▶ [Task to carry out]:
Look for the word "icon" in the entries below, then copy every line that has it.

=== Section Start ===

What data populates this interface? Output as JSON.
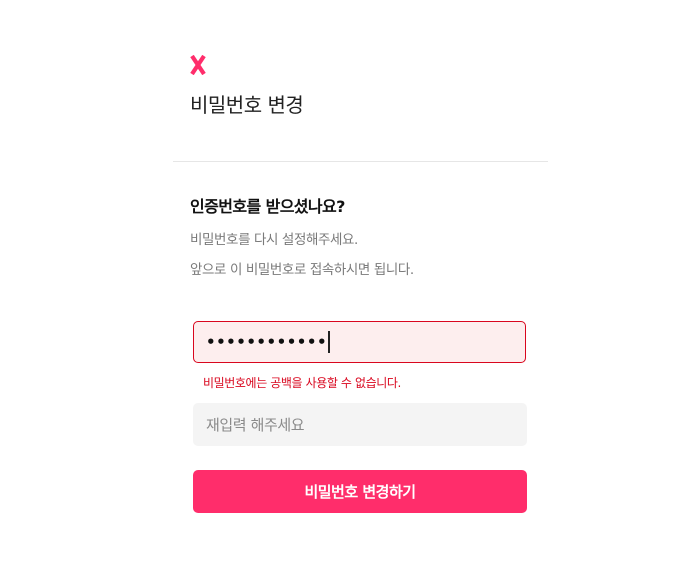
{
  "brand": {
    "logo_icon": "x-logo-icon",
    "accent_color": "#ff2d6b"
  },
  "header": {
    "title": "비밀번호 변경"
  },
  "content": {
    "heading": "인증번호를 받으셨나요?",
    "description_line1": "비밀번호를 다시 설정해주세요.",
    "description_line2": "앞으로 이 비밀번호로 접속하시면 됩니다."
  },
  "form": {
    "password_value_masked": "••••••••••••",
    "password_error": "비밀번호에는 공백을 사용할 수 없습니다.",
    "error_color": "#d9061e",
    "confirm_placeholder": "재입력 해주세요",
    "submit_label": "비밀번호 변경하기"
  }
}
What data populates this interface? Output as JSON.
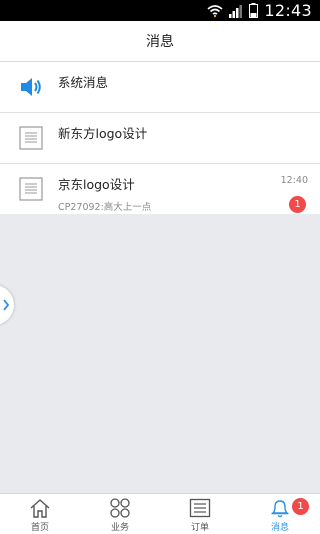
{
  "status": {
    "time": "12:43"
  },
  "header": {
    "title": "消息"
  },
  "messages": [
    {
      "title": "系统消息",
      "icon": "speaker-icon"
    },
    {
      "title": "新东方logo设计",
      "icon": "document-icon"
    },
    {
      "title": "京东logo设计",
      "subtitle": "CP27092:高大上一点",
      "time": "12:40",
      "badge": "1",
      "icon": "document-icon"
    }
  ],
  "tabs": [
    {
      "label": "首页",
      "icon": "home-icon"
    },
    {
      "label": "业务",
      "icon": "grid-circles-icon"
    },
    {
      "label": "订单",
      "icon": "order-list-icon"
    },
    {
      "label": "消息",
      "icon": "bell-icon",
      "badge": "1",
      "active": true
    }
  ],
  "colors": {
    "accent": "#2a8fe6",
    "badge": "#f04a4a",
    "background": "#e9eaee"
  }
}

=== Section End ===

▶ [Solution]:
    "logo_icon": "x-logo-icon",
      "icon": "speaker-icon"
      "icon": "document-icon"
      "icon": "document-icon"
      "icon": "home-icon"
      "icon": "grid-circles-icon"
      "icon": "order-list-icon"
      "icon": "bell-icon",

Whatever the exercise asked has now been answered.